Requirement: Only the lines containing the string "Days" are needed; copy all of them from the listing.
-=-=-
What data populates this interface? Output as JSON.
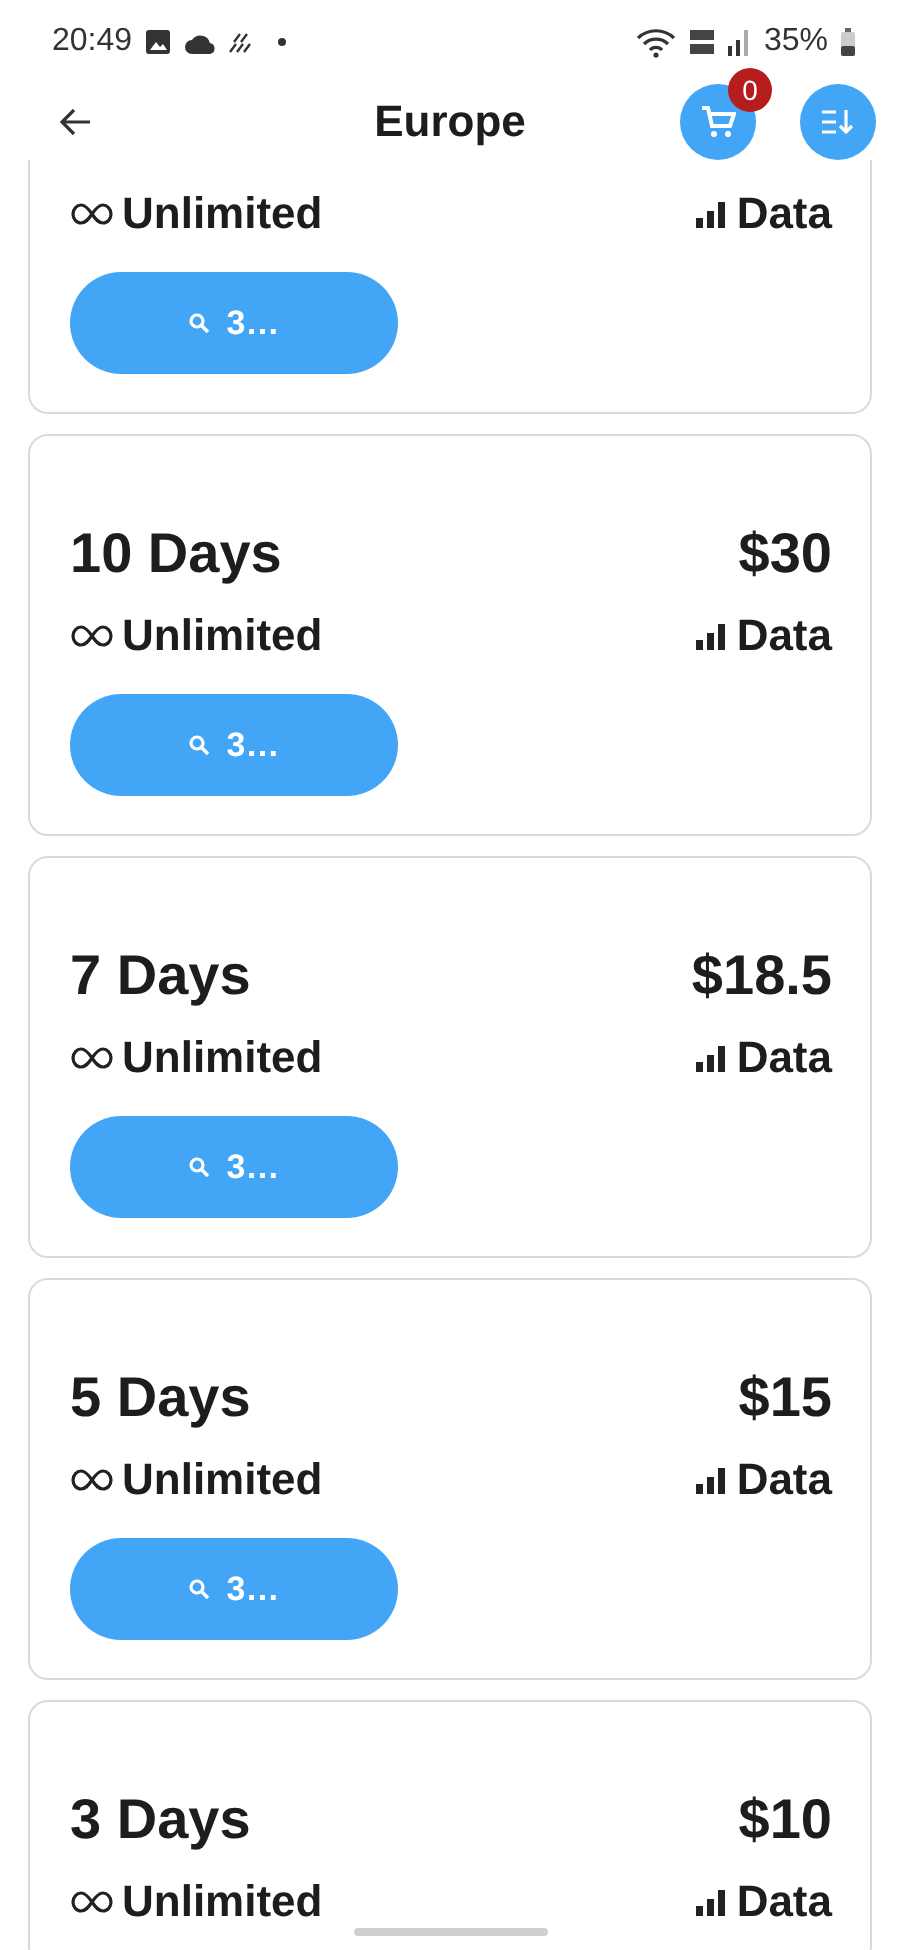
{
  "status_bar": {
    "time": "20:49",
    "battery": "35%"
  },
  "header": {
    "title": "Europe",
    "cart_count": "0"
  },
  "plans": [
    {
      "allowance": "Unlimited",
      "type": "Data",
      "button": "3…"
    },
    {
      "days": "10 Days",
      "price": "$30",
      "allowance": "Unlimited",
      "type": "Data",
      "button": "3…"
    },
    {
      "days": "7 Days",
      "price": "$18.5",
      "allowance": "Unlimited",
      "type": "Data",
      "button": "3…"
    },
    {
      "days": "5 Days",
      "price": "$15",
      "allowance": "Unlimited",
      "type": "Data",
      "button": "3…"
    },
    {
      "days": "3 Days",
      "price": "$10",
      "allowance": "Unlimited",
      "type": "Data"
    }
  ]
}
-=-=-
Finished task:
      "days": "10 Days",
      "days": "7 Days",
      "days": "5 Days",
      "days": "3 Days",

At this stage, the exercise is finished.